But smart marketers look beyond the numbers to the content – and the timing – of their marketing communications. They use an editorial calendar. [click to continue…]
Ever sat at your kitchen table, about to take a bite out of a yummy sandwich worthy of Dagwood, only to look over and see those eyes?
You know the ones I’m talking about. They’re big. Dark. A little watery. And they don’t blink.
They’re the dog’s.
And you know what he’s thinking (assuming he does it in actual words): “Wow. Look at that. You’re gonna share some of that … right?”
(As uncomfortable as this scenario might be for you, though, think about how the dog feels.)
So, what does this have to do with marketing?
A lot, actually. Click here to find out what … and why –>
A friend of mine who does a bit of on-the-side light editing for friends posed this question to me over coffee this morning:
Why do so many people’s marketing materials make me cringe?

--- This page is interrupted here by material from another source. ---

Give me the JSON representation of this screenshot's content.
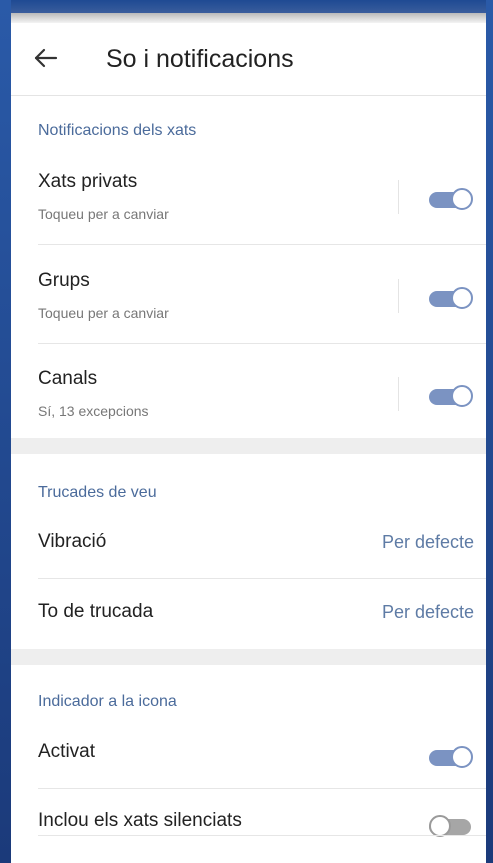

She was quite honestly baffled. Perfectly intelligent people, most of whom managed to get through college with at least a “C” average, would write up descriptions of their products and/or services in a way that made her look at them and go, “Huh?”
She hasn’t really studied writing per se, but she knows enough intuitively to understand that a grammatically-correct sentence isn’t necessarily a well-written one.
“All I do,” she said, puzzled, “is change the passive voice to the active voice and cut out all the extra words, and they react as if I’ve performed some sort of miracle.”
“And then,” she continued,” they come back the next time with the exact same mistakes. Why?”
The answer: They’re using The Official Style.
Are you using “The Official Style” too? Click here to find out –>